27. Ivarsen A, Fledelius W, Hjortdal JO. Three-year changes in epithelial and stromal thickness after PRK or LASIK for high myopia. Invest Ophthalmol Vis Sci 2009; 50: 2061-6.
28. Reinstein DZ, Archer TJ, Gobbe M. Refractive and topographic errorsin topography-guided ablation produced by epithelial compensation predicted by three-dimensional Artemis very high-frequency digital ultrasound stromal and epithelial thickness mapping. J Refract Surg 2012; 28: 657-63.
29. Kanellopoulos AJ, Asimellis G. Epithelial remodeling after femtosecond laser-assisted high myopic LASIK: comparison of stand-alone with LASIK combined with prophylactic high-fluence cross-linking. Cornea 2014; 33: 463-9
30. Patel S, Maguire L, McLaren J, Hodge D, Bourne W. Femtosecond Laser versus Mechanical Microkeratome for LASIK. Ophthalmology 2007; 114: 1482-90.
31. Stonecipher K, Dishler J, Ignacio T, Binder P. Transient light sensitivity after femtosecond laser flap creation: Clinical findings and management. J Cataract Refract Surg 2006; 32: 91-4.
32. Netto MV, Mohan RR, Medeiros FW, Dupps WJ Jr, Sinha S, Krueger RR, et al. Femtosecond laser and microkeratome corneal flaps: comparison of stromal wound healing and inflammation. J Refract Surg 2007; 23: 667-76.
33. Moshirfar M, Gardiner J, Schliesser J, Espandar L, Feiz V, Mifflin M, et al. Laser in situ keratomileusis flap complications using mechanical microkeratome versus femtosecond laser: Retrospective comparison. J Cataract Refract Surg 2010; 36: 1925-33.
34. Bamba S, Rocha K, Ramos-Esteban J, Krueger R. Incidence of rainbow glare after laser in situ keratomileusis flap creation with a 60 kHz femtosecond laser. J Cataract Refract Surg 2009; 35: 1082-6.

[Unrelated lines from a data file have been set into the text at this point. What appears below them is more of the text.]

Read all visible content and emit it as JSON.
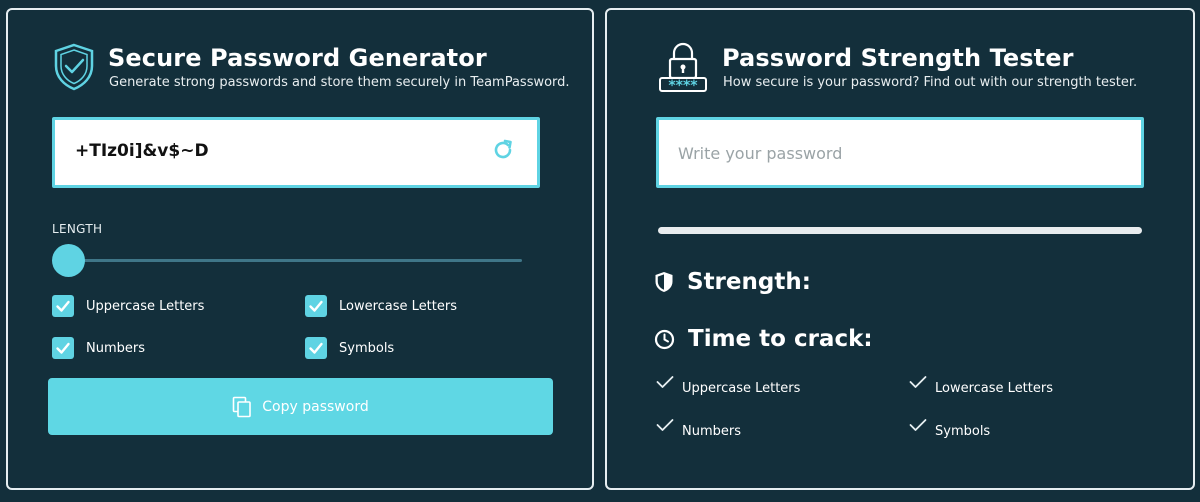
{
  "generator": {
    "title": "Secure Password Generator",
    "subtitle": "Generate strong passwords and store them securely in TeamPassword.",
    "password": "+TIz0i]&v$~D",
    "length_label": "LENGTH",
    "length_fraction": 0.0,
    "options": {
      "uppercase": "Uppercase Letters",
      "lowercase": "Lowercase Letters",
      "numbers": "Numbers",
      "symbols": "Symbols"
    },
    "copy_label": "Copy password"
  },
  "tester": {
    "title": "Password Strength Tester",
    "subtitle": "How secure is your password? Find out with our strength tester.",
    "input_placeholder": "Write your password",
    "strength_label": "Strength:",
    "time_label": "Time to crack:",
    "lock_stars": "****",
    "requirements": {
      "uppercase": "Uppercase Letters",
      "lowercase": "Lowercase Letters",
      "numbers": "Numbers",
      "symbols": "Symbols"
    }
  },
  "colors": {
    "background": "#132f3b",
    "accent": "#5fd3e3",
    "border": "#e6eef1"
  },
  "icons": {
    "generator": "shield-check-icon",
    "tester": "padlock-password-icon",
    "refresh": "refresh-icon",
    "copy": "copy-icon",
    "strength": "shield-icon",
    "time": "clock-icon",
    "requirement": "check-icon"
  }
}
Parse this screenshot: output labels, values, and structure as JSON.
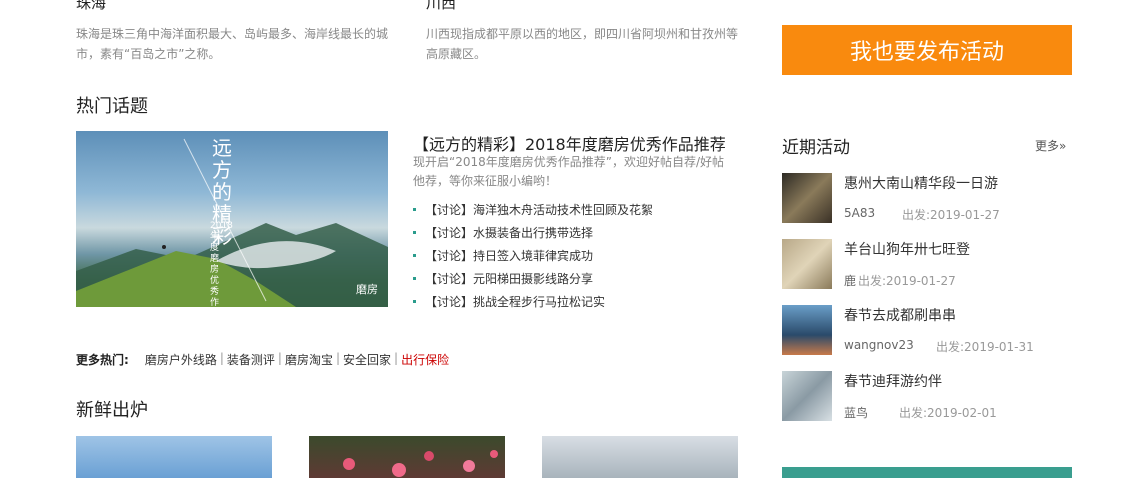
{
  "destinations": [
    {
      "title": "珠海",
      "desc": "珠海是珠三角中海洋面积最大、岛屿最多、海岸线最长的城市，素有“百岛之市”之称。"
    },
    {
      "title": "川西",
      "desc": "川西现指成都平原以西的地区，即四川省阿坝州和甘孜州等高原藏区。"
    }
  ],
  "hot_topics": {
    "heading": "热门话题",
    "feature": {
      "title": "【远方的精彩】2018年度磨房优秀作品推荐",
      "desc": "现开启“2018年度磨房优秀作品推荐”，欢迎好帖自荐/好帖他荐，等你来征服小编哟！",
      "image_text": "远方的精彩",
      "image_sub": "2018年度磨房优秀作品推荐",
      "image_logo": "磨房"
    },
    "items": [
      "【讨论】海洋独木舟活动技术性回顾及花絮",
      "【讨论】水摄装备出行携带选择",
      "【讨论】持日签入境菲律宾成功",
      "【讨论】元阳梯田摄影线路分享",
      "【讨论】挑战全程步行马拉松记实"
    ]
  },
  "more_hot": {
    "label": "更多热门:",
    "links": [
      "磨房户外线路",
      "装备测评",
      "磨房淘宝",
      "安全回家",
      "出行保险"
    ]
  },
  "fresh": {
    "heading": "新鲜出炉"
  },
  "sidebar": {
    "publish_label": "我也要发布活动",
    "recent_heading": "近期活动",
    "more_label": "更多»",
    "activities": [
      {
        "name": "惠州大南山精华段一日游",
        "user": "5A83",
        "date": "出发:2019-01-27"
      },
      {
        "name": "羊台山狗年卅七旺登",
        "user": "鹿",
        "date": "出发:2019-01-27"
      },
      {
        "name": "春节去成都刷串串",
        "user": "wangnov23",
        "date": "出发:2019-01-31"
      },
      {
        "name": "春节迪拜游约伴",
        "user": "蓝鸟",
        "date": "出发:2019-02-01"
      }
    ]
  },
  "colors": {
    "accent_orange": "#f98a0e",
    "teal": "#3a9e8f",
    "link_red": "#cc0000"
  }
}
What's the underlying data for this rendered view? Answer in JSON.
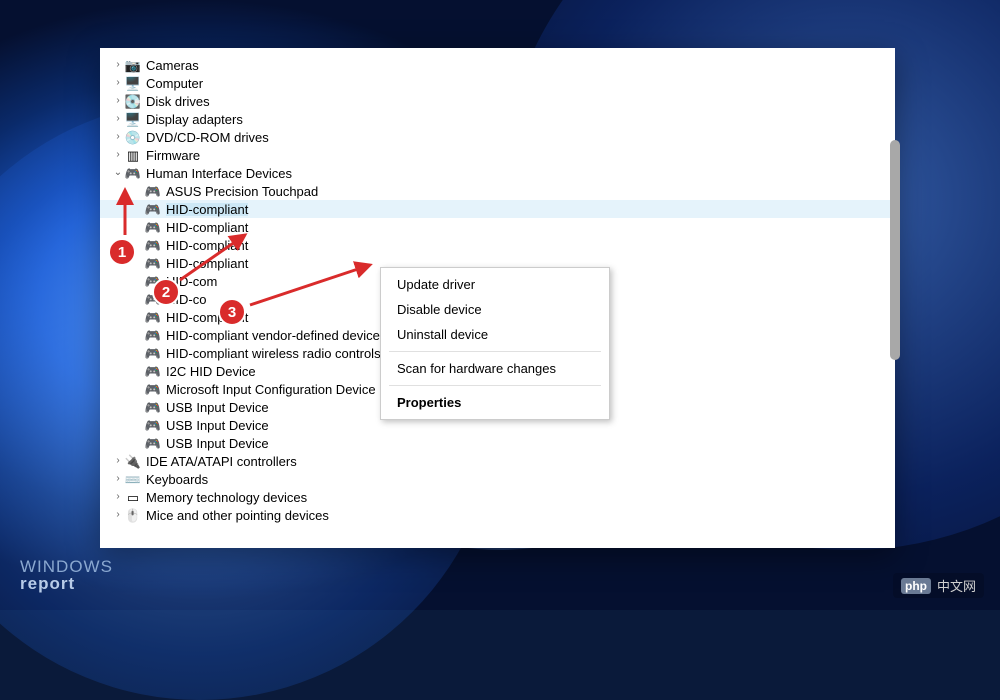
{
  "tree": {
    "top_level": [
      {
        "chevron": "›",
        "icon": "📷",
        "label": "Cameras"
      },
      {
        "chevron": "›",
        "icon": "🖥️",
        "label": "Computer"
      },
      {
        "chevron": "›",
        "icon": "💽",
        "label": "Disk drives"
      },
      {
        "chevron": "›",
        "icon": "🖥️",
        "label": "Display adapters"
      },
      {
        "chevron": "›",
        "icon": "💿",
        "label": "DVD/CD-ROM drives"
      },
      {
        "chevron": "›",
        "icon": "▥",
        "label": "Firmware"
      }
    ],
    "expanded": {
      "chevron": "⌄",
      "icon": "🎮",
      "label": "Human Interface Devices",
      "children": [
        {
          "icon": "🎮",
          "label": "ASUS Precision Touchpad",
          "selected": false
        },
        {
          "icon": "🎮",
          "label": "HID-compliant",
          "selected": true
        },
        {
          "icon": "🎮",
          "label": "HID-compliant",
          "selected": false
        },
        {
          "icon": "🎮",
          "label": "HID-compliant",
          "selected": false
        },
        {
          "icon": "🎮",
          "label": "HID-compliant",
          "selected": false
        },
        {
          "icon": "🎮",
          "label": "HID-com",
          "selected": false
        },
        {
          "icon": "🎮",
          "label": "HID-co",
          "selected": false
        },
        {
          "icon": "🎮",
          "label": "HID-compliant",
          "selected": false
        },
        {
          "icon": "🎮",
          "label": "HID-compliant vendor-defined device",
          "selected": false
        },
        {
          "icon": "🎮",
          "label": "HID-compliant wireless radio controls",
          "selected": false
        },
        {
          "icon": "🎮",
          "label": "I2C HID Device",
          "selected": false
        },
        {
          "icon": "🎮",
          "label": "Microsoft Input Configuration Device",
          "selected": false
        },
        {
          "icon": "🎮",
          "label": "USB Input Device",
          "selected": false
        },
        {
          "icon": "🎮",
          "label": "USB Input Device",
          "selected": false
        },
        {
          "icon": "🎮",
          "label": "USB Input Device",
          "selected": false
        }
      ]
    },
    "bottom_level": [
      {
        "chevron": "›",
        "icon": "🔌",
        "label": "IDE ATA/ATAPI controllers"
      },
      {
        "chevron": "›",
        "icon": "⌨️",
        "label": "Keyboards"
      },
      {
        "chevron": "›",
        "icon": "▭",
        "label": "Memory technology devices"
      },
      {
        "chevron": "›",
        "icon": "🖱️",
        "label": "Mice and other pointing devices"
      }
    ]
  },
  "context_menu": {
    "items": [
      {
        "label": "Update driver",
        "bold": false
      },
      {
        "label": "Disable device",
        "bold": false
      },
      {
        "label": "Uninstall device",
        "bold": false
      }
    ],
    "items2": [
      {
        "label": "Scan for hardware changes",
        "bold": false
      }
    ],
    "items3": [
      {
        "label": "Properties",
        "bold": true
      }
    ]
  },
  "callouts": {
    "c1": "1",
    "c2": "2",
    "c3": "3"
  },
  "watermarks": {
    "left_line1": "WINDOWS",
    "left_line2": "report",
    "right_badge": "php",
    "right_text": "中文网"
  }
}
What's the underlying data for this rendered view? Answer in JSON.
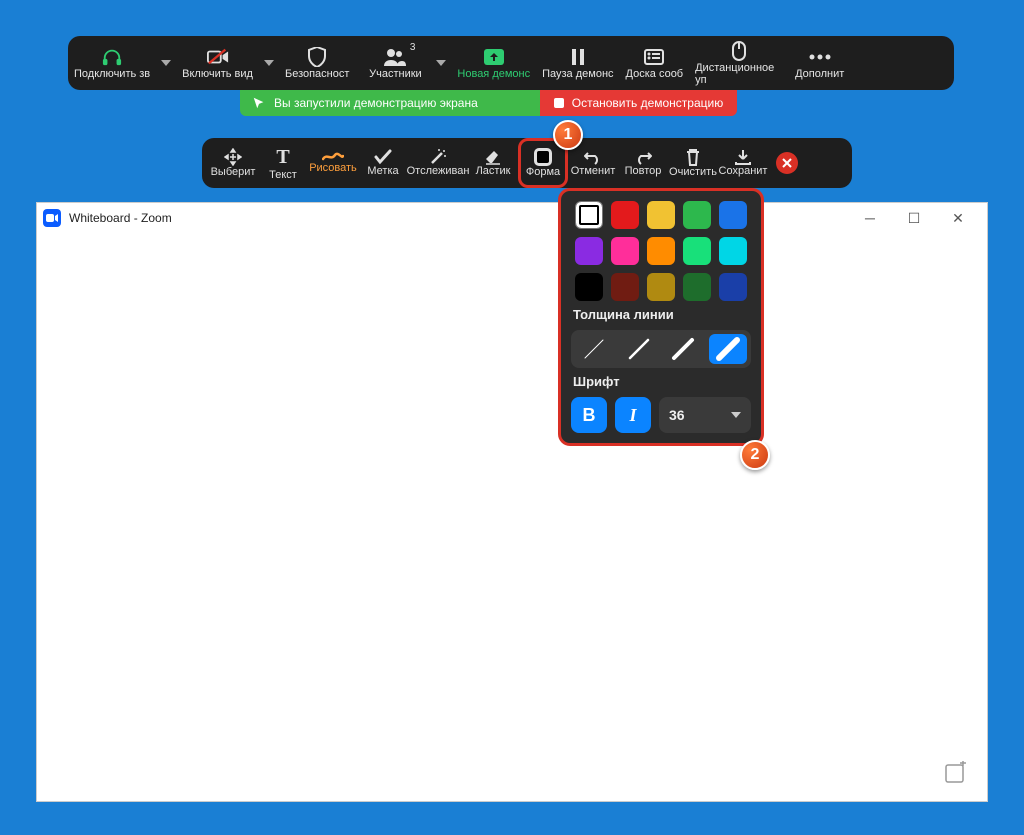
{
  "meeting_toolbar": {
    "audio": "Подключить зв",
    "video": "Включить вид",
    "security": "Безопасност",
    "participants": "Участники",
    "participants_count": "3",
    "new_share": "Новая демонс",
    "pause_share": "Пауза демонс",
    "whiteboard": "Доска сооб",
    "remote": "Дистанционное уп",
    "more": "Дополнит"
  },
  "sharing_bar": {
    "status": "Вы запустили демонстрацию экрана",
    "stop": "Остановить демонстрацию"
  },
  "anno": {
    "select": "Выберит",
    "text": "Текст",
    "draw": "Рисовать",
    "stamp": "Метка",
    "spotlight": "Отслеживан",
    "eraser": "Ластик",
    "format": "Форма",
    "undo": "Отменит",
    "redo": "Повтор",
    "clear": "Очистить",
    "save": "Сохранит"
  },
  "format_pop": {
    "colors_row1": [
      "#ffffff",
      "#e31a1c",
      "#f1c232",
      "#2db84d",
      "#1a73e8"
    ],
    "colors_row2": [
      "#8a2be2",
      "#ff2e9a",
      "#ff8c00",
      "#18e07a",
      "#00d6e6"
    ],
    "colors_row3": [
      "#000000",
      "#701c12",
      "#b08a11",
      "#1e6d2c",
      "#1a3fa8"
    ],
    "thickness_label": "Толщина линии",
    "font_label": "Шрифт",
    "bold": "B",
    "italic": "I",
    "font_size": "36"
  },
  "whiteboard": {
    "title": "Whiteboard - Zoom"
  },
  "badges": {
    "one": "1",
    "two": "2"
  }
}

35. Gatinel D, Saad A, Guilbert E, Rouger H. Unilateral Rainbow Glare After Uncomplicated Femto-LASIK Using the FS-200 Femtosecond Laser. J Refract Surg 2013; 29: 498-501.
36. Courtin R, Saad A, Guilbert E, Grise-DulacA, Gatinel D. Opaque Bubble Layer Risk Factors in Femtosecond Laser-assisted LASIK. J Refract Surg 2015; 31: 608-61.
37. Corcoran K. Macroeconomic landscape of refractive surgery in the United States. Curr Opin Ophthalmol 2015; 26: 249-54.
38. Jamal S, Ali MH, Ayub MH, Butt NH. Frequency and Grading of Diabetic Retinopathy in Diabetic End Stage Renal Disease Patients. Pak J Ophthalmol 2016; 32: 65.
|Printer friendly Cite/link Email Feedback|
|Publication:||Journal of Pakistan Medical Association|
|Date:||Apr 30, 2017|
|Previous Article:||Effect of smoking on hearing loss in refractory's factory male worker with occupational noise exposure in Iran.|
|Next Article:||In silico analysis of fragile histidine triad involved in regression of carcinoma.|